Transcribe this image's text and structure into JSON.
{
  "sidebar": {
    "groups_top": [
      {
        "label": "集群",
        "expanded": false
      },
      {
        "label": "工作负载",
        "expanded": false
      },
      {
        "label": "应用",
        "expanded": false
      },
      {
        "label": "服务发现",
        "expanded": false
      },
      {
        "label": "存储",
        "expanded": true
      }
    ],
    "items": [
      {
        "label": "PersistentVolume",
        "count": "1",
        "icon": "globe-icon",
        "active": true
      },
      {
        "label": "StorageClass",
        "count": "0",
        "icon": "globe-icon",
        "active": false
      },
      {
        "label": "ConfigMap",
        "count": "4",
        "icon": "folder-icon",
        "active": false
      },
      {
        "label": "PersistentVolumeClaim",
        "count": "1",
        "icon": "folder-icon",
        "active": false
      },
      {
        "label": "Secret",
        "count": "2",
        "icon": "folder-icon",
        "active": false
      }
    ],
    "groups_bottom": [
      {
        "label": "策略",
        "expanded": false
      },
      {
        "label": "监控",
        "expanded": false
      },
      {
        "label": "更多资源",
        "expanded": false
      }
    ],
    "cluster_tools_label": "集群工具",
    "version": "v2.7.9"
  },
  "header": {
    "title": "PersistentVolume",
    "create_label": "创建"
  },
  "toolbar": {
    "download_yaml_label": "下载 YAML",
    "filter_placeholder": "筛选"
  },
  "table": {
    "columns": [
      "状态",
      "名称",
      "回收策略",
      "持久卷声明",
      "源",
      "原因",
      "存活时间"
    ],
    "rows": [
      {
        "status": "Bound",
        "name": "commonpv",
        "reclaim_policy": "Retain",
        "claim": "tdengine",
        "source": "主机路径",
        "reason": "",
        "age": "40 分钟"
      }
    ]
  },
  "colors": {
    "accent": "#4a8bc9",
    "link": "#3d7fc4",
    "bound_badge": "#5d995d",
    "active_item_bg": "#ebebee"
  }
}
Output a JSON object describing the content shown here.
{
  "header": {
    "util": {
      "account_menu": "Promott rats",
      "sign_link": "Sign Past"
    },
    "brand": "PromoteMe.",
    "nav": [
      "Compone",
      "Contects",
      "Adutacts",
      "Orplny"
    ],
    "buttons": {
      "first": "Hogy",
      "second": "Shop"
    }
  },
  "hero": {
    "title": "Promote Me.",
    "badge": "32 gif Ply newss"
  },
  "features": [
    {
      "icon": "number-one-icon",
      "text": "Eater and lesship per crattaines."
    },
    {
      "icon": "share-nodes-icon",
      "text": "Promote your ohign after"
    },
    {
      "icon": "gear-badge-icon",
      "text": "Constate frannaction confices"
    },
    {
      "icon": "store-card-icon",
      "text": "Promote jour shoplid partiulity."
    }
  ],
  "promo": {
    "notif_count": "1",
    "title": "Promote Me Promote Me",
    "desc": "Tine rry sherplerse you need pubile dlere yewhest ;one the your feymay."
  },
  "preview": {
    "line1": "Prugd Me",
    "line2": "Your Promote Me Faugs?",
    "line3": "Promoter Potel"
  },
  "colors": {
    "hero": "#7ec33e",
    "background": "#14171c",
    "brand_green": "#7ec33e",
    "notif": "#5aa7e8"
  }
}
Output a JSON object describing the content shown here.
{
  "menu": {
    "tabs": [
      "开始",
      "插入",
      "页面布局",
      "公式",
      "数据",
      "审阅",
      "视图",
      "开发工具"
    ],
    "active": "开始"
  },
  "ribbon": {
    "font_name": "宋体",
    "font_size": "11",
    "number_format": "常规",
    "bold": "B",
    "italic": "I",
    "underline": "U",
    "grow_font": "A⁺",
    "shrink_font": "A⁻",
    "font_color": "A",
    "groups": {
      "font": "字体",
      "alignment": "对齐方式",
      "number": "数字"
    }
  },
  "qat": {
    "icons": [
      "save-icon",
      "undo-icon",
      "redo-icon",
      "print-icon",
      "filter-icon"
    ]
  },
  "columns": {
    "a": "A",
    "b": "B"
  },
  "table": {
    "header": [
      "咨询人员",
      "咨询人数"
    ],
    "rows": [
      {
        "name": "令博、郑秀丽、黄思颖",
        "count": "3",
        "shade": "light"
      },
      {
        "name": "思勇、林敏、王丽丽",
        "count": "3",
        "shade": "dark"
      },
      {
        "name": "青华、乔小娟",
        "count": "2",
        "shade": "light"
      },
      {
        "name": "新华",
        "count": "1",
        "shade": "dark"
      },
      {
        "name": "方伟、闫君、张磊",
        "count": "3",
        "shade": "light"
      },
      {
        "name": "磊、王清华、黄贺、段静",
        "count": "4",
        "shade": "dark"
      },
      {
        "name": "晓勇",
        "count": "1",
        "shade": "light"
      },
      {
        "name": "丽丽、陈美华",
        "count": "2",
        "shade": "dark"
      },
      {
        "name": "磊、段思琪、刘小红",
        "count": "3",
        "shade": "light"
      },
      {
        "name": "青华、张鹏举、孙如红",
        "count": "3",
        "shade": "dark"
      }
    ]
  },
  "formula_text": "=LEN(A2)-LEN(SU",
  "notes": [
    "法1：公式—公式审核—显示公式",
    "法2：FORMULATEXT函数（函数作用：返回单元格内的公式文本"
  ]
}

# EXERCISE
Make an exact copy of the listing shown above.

# ANSWER TO THIS EXERCISE
Transcribe this image's text and structure into JSON.
{
  "sidebar": {
    "groups_top": [
      {
        "label": "集群",
        "expanded": false
      },
      {
        "label": "工作负载",
        "expanded": false
      },
      {
        "label": "应用",
        "expanded": false
      },
      {
        "label": "服务发现",
        "expanded": false
      },
      {
        "label": "存储",
        "expanded": true
      }
    ],
    "items": [
      {
        "label": "PersistentVolume",
        "count": "1",
        "icon": "globe-icon",
        "active": true
      },
      {
        "label": "StorageClass",
        "count": "0",
        "icon": "globe-icon",
        "active": false
      },
      {
        "label": "ConfigMap",
        "count": "4",
        "icon": "folder-icon",
        "active": false
      },
      {
        "label": "PersistentVolumeClaim",
        "count": "1",
        "icon": "folder-icon",
        "active": false
      },
      {
        "label": "Secret",
        "count": "2",
        "icon": "folder-icon",
        "active": false
      }
    ],
    "groups_bottom": [
      {
        "label": "策略",
        "expanded": false
      },
      {
        "label": "监控",
        "expanded": false
      },
      {
        "label": "更多资源",
        "expanded": false
      }
    ],
    "cluster_tools_label": "集群工具",
    "version": "v2.7.9"
  },
  "header": {
    "title": "PersistentVolume",
    "create_label": "创建"
  },
  "toolbar": {
    "download_yaml_label": "下载 YAML",
    "filter_placeholder": "筛选"
  },
  "table": {
    "columns": [
      "状态",
      "名称",
      "回收策略",
      "持久卷声明",
      "源",
      "原因",
      "存活时间"
    ],
    "rows": [
      {
        "status": "Bound",
        "name": "commonpv",
        "reclaim_policy": "Retain",
        "claim": "tdengine",
        "source": "主机路径",
        "reason": "",
        "age": "40 分钟"
      }
    ]
  },
  "colors": {
    "accent": "#4a8bc9",
    "link": "#3d7fc4",
    "bound_badge": "#5d995d",
    "active_item_bg": "#ebebee"
  }
}
Output a JSON object describing the content shown here.
{
  "header": {
    "util": {
      "account_menu": "Promott rats",
      "sign_link": "Sign Past"
    },
    "brand": "PromoteMe.",
    "nav": [
      "Compone",
      "Contects",
      "Adutacts",
      "Orplny"
    ],
    "buttons": {
      "first": "Hogy",
      "second": "Shop"
    }
  },
  "hero": {
    "title": "Promote Me.",
    "badge": "32 gif Ply newss"
  },
  "features": [
    {
      "icon": "number-one-icon",
      "text": "Eater and lesship per crattaines."
    },
    {
      "icon": "share-nodes-icon",
      "text": "Promote your ohign after"
    },
    {
      "icon": "gear-badge-icon",
      "text": "Constate frannaction confices"
    },
    {
      "icon": "store-card-icon",
      "text": "Promote jour shoplid partiulity."
    }
  ],
  "promo": {
    "notif_count": "1",
    "title": "Promote Me Promote Me",
    "desc": "Tine rry sherplerse you need pubile dlere yewhest ;one the your feymay."
  },
  "preview": {
    "line1": "Prugd Me",
    "line2": "Your Promote Me Faugs?",
    "line3": "Promoter Potel"
  },
  "colors": {
    "hero": "#7ec33e",
    "background": "#14171c",
    "brand_green": "#7ec33e",
    "notif": "#5aa7e8"
  }
}
Output a JSON object describing the content shown here.
{
  "menu": {
    "tabs": [
      "开始",
      "插入",
      "页面布局",
      "公式",
      "数据",
      "审阅",
      "视图",
      "开发工具"
    ],
    "active": "开始"
  },
  "ribbon": {
    "font_name": "宋体",
    "font_size": "11",
    "number_format": "常规",
    "bold": "B",
    "italic": "I",
    "underline": "U",
    "grow_font": "A⁺",
    "shrink_font": "A⁻",
    "font_color": "A",
    "groups": {
      "font": "字体",
      "alignment": "对齐方式",
      "number": "数字"
    }
  },
  "qat": {
    "icons": [
      "save-icon",
      "undo-icon",
      "redo-icon",
      "print-icon",
      "filter-icon"
    ]
  },
  "columns": {
    "a": "A",
    "b": "B"
  },
  "table": {
    "header": [
      "咨询人员",
      "咨询人数"
    ],
    "rows": [
      {
        "name": "令博、郑秀丽、黄思颖",
        "count": "3",
        "shade": "light"
      },
      {
        "name": "思勇、林敏、王丽丽",
        "count": "3",
        "shade": "dark"
      },
      {
        "name": "青华、乔小娟",
        "count": "2",
        "shade": "light"
      },
      {
        "name": "新华",
        "count": "1",
        "shade": "dark"
      },
      {
        "name": "方伟、闫君、张磊",
        "count": "3",
        "shade": "light"
      },
      {
        "name": "磊、王清华、黄贺、段静",
        "count": "4",
        "shade": "dark"
      },
      {
        "name": "晓勇",
        "count": "1",
        "shade": "light"
      },
      {
        "name": "丽丽、陈美华",
        "count": "2",
        "shade": "dark"
      },
      {
        "name": "磊、段思琪、刘小红",
        "count": "3",
        "shade": "light"
      },
      {
        "name": "青华、张鹏举、孙如红",
        "count": "3",
        "shade": "dark"
      }
    ]
  },
  "formula_text": "=LEN(A2)-LEN(SU",
  "notes": [
    "法1：公式—公式审核—显示公式",
    "法2：FORMULATEXT函数（函数作用：返回单元格内的公式文本"
  ]
}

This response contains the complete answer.